Before walking across the stage inside Murphy Center to pick up his degree May 7, MTSU senior recording industry major Hunter Marlowe of Newnan, Georgia, collected $7,500 in start-up cash to help bring his sound hole tambourine invention to the masses.
Marlowe was among the students who made it to the Jennings A. Jones College of Business’ 2016 Business Plan Competition Finals, which wrapped up the spring semester by awarding a total of almost $20,000 in prizes to four finalists and other student entrepreneurs looking to turn their business ideas into reality.
Marlowe is off to a good head start.
Called the “Jambourine by Marlowe,” the aspiring singer-songwriter’s invention is an accessory to acoustic and bass guitars that fits in the sound hole. As he describes it, the product “sits silent and out of the way under the strings, until the player slaps the strings or strums across the jingles to the beat.”

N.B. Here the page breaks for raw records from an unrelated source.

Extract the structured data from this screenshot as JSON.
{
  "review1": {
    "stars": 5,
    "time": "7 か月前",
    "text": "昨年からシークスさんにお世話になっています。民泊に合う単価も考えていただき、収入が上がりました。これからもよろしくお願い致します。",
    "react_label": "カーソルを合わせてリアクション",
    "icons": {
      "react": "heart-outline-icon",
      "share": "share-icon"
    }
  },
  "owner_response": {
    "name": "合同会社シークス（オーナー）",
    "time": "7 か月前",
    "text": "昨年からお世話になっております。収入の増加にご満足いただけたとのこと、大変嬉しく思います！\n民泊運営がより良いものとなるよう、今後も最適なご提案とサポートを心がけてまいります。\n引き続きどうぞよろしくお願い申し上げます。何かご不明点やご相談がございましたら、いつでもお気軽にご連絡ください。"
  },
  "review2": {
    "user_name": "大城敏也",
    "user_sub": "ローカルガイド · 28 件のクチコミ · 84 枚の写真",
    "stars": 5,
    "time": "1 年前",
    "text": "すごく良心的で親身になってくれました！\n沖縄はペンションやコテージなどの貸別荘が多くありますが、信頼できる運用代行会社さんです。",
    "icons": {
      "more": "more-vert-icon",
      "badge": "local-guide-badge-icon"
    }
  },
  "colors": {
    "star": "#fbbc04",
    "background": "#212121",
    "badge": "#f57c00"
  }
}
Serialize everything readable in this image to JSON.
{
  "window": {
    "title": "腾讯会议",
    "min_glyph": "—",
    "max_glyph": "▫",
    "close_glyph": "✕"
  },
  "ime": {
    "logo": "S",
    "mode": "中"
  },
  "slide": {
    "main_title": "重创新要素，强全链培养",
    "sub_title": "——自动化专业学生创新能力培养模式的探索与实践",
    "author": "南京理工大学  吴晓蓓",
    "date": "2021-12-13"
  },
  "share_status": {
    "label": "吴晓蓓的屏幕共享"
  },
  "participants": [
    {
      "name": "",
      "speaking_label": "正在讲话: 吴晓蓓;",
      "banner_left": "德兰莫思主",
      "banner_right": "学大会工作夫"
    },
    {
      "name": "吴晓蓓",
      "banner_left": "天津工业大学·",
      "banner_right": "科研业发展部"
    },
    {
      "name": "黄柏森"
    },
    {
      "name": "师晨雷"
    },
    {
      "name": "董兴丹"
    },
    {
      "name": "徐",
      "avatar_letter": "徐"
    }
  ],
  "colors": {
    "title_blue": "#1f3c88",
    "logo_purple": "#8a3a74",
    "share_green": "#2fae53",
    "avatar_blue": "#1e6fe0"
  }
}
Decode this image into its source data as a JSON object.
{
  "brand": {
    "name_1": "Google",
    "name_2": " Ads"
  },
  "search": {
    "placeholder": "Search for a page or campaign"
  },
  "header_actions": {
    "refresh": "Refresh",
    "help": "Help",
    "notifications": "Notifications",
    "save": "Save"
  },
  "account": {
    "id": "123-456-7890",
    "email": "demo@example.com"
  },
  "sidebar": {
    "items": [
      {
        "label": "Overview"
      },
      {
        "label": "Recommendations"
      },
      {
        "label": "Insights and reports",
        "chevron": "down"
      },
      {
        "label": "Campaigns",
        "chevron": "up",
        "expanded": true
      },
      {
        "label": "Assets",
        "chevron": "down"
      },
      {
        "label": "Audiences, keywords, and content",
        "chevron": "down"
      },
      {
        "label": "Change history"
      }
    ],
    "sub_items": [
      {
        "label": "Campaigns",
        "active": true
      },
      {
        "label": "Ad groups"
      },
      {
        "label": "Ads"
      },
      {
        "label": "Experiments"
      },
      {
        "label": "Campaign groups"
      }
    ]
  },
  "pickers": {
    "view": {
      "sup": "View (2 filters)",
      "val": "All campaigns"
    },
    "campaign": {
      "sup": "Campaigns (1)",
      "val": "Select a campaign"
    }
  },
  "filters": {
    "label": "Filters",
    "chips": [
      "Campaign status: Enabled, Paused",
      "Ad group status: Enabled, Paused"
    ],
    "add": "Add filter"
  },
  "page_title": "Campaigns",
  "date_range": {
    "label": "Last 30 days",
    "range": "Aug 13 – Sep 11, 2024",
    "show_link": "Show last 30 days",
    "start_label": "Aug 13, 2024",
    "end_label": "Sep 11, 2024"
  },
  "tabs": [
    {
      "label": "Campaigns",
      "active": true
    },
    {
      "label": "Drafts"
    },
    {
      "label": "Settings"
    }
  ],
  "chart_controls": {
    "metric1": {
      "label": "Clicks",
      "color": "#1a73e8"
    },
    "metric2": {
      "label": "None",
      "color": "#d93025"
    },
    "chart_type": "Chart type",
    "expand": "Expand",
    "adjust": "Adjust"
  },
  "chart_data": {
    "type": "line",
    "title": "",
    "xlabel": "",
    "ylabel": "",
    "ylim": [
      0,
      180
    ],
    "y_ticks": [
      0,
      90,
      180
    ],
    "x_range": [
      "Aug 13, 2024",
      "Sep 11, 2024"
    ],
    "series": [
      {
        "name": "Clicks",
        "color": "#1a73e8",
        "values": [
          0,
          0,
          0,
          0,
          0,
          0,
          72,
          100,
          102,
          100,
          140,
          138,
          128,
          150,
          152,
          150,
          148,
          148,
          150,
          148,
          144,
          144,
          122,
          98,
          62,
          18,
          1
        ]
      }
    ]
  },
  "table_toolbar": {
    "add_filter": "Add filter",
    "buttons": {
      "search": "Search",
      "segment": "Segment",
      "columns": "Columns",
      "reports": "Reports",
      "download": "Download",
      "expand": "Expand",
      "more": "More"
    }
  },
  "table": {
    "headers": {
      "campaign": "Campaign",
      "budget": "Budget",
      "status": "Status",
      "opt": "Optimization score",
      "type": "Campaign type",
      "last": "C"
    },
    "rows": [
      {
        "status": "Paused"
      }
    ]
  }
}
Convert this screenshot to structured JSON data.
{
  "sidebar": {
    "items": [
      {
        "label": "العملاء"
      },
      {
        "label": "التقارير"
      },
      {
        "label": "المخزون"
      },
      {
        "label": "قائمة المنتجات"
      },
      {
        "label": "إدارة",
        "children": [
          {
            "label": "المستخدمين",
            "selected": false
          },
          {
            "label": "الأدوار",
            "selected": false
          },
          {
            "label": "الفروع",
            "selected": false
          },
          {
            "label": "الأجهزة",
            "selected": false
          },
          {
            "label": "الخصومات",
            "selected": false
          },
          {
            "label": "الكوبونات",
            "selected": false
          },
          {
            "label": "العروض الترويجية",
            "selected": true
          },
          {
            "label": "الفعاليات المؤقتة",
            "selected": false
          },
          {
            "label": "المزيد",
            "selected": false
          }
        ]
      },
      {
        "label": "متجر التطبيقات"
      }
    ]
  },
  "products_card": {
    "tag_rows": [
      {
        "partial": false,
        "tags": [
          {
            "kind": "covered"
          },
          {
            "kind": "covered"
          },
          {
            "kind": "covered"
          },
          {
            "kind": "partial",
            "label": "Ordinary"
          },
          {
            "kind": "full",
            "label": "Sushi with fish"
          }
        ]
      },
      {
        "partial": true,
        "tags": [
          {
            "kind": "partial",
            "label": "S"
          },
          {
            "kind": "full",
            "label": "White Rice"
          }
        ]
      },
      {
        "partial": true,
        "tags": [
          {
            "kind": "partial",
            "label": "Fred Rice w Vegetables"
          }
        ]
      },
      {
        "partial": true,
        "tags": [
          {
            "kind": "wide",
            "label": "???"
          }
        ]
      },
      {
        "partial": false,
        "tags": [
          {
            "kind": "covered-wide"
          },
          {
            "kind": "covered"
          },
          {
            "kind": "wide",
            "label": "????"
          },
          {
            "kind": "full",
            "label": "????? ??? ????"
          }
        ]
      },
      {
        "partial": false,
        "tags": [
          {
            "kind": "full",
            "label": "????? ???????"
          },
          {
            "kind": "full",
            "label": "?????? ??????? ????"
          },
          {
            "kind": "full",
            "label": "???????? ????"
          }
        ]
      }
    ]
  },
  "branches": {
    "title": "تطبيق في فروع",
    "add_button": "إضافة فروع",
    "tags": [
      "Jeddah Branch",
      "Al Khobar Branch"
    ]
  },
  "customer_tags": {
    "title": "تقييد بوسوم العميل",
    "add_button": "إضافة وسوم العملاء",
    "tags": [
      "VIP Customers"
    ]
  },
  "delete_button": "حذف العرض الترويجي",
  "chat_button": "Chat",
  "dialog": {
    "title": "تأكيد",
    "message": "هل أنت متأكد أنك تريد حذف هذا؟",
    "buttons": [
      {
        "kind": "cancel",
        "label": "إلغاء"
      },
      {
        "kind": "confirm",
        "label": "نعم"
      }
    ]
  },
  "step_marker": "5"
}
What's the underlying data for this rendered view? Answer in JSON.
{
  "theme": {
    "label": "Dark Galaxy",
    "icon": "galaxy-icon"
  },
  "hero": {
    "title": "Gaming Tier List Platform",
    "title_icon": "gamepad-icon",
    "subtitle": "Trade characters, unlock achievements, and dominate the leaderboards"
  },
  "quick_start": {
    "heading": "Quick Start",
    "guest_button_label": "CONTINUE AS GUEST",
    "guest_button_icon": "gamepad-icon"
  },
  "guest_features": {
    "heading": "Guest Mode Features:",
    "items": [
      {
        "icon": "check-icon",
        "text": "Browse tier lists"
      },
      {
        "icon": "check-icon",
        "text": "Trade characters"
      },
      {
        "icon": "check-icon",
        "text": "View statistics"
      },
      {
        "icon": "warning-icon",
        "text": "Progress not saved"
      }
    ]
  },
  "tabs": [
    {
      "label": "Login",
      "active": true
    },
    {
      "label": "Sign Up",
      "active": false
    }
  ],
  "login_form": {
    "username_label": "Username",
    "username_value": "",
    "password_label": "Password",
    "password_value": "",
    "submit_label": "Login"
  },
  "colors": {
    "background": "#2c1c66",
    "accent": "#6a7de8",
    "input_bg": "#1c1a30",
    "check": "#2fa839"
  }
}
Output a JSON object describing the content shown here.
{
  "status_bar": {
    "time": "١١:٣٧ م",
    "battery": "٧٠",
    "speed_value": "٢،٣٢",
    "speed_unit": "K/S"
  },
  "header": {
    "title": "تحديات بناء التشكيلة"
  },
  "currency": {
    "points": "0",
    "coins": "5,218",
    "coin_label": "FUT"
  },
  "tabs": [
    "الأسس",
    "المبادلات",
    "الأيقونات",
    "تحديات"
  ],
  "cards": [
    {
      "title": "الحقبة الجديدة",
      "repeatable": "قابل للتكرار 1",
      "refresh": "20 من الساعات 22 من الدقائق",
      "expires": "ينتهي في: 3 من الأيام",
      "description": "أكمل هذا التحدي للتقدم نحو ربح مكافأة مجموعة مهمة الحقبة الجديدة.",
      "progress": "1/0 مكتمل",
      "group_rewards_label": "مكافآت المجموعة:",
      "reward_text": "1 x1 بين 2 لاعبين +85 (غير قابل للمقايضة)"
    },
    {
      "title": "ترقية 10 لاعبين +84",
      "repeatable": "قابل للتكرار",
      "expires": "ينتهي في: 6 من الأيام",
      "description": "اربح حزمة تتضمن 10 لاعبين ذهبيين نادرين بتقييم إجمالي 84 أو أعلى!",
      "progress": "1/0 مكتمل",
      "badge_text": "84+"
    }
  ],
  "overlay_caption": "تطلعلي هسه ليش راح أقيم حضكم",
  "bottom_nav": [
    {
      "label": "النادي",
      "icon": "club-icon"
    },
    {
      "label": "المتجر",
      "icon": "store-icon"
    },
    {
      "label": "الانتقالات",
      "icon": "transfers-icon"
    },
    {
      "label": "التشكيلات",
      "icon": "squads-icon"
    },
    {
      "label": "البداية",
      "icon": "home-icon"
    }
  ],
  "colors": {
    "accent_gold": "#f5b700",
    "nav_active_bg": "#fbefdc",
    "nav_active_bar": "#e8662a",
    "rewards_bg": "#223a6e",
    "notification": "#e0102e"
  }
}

Dressed in a business suit and tie, Marlowe strapped on his guitar and provided the panel of six judges with a brief demonstration during the April 26 finals presentations in the Student Union Ballroom.
He then laid the guitar aside and guided the judges through a PowerPoint presentation that included an executive summary, timeline and sales projections as well as plans for Jambourine distribution, operations and marketing.
His efforts were enough to convince the panel that his was the most viable of the four finalists’ ideas.
“This money is definitely going to help start up, and every cent is going to go toward the business,” Marlowe said, first-place plaque in hand. His next step is to order 1,000 units of the product from the manufacturer, an expense he said is roughly $6,000.
Dr. Bill McDowell, chair holder of the Pam Wright Chair of Entrepreneurship, which sponsors the event, said the competition gives students an intense hands-on learning experience and allows them to gain feedback on their plans, develop networks and expose their ideas to potential investors.
The competition is open to students and alumni willing to put their business ideas on paper into a formal business plan and navigate a series of reviews — rounds of screenings, elevator pitches, trade show displays and the final presentations — in their quest for the top prizes.
The final presentations focused on the complete business plans, where teams presented their plans to the group of judges and fielded questions. Presentations are open to investors, MTSU faculty, staff, alumni, students and MTSU friends. Teams gave a maximum 15-minute presentation, followed by 10 minutes of questions and answers.
“Our students go through quite a process to get to this point,” McDowell said. “They utilize mentors, they utilize coaches to help them develop those plans fully, so that when they are finished they have a product and a completed plan that they can go and start their business if they have not already done so.”
The competition’s runner-up winner, which received $5,000, was Hükd — pronounced “hooked” — an on-demand roadside assistance application designed to connect technicians and stranded motorists in a more timely fashion.
The third-place winner of a $1,500 prize was Music for Youth, a social enterprise benefiting children ages 6-16 by providing enriching lessons through music. Fourth place and a $500 prize went to ESPY Discovery Labs, a life-science company that would assist with antibiotic production.
The judges also awarded secondary and specialty prizes, including two awards for creativity funded by a grant from the Clouse-Elrod Foundation. All of the secondary awards included $500 prizes.
The panel of judges included Jonathan Eby, vice president of operations for classical music label and distributor Naxos of America Inc.; Phil Gibbs, founding principal of The Disruption Lab; serial entrepreneurs Mark Cleveland and Pete Hendrix; Cindi Parmenter, vice president of operations for the Nashville Technology Council; and Peter Marcum, managing partner of Nashville software developer DevDigital LLC.
The business plan competition originated through the Wright Chair to cultivate an entrepreneurial spirit within the region with ideas ranging from for-profit to not-for-profit businesses and corporate entrepreneurship to social enterprises.
For more information about MTSU’s entrepreneurship program, visit www.mtsu.edu/wrightchair.
— Jimmy Hart (firstname.lastname@example.org)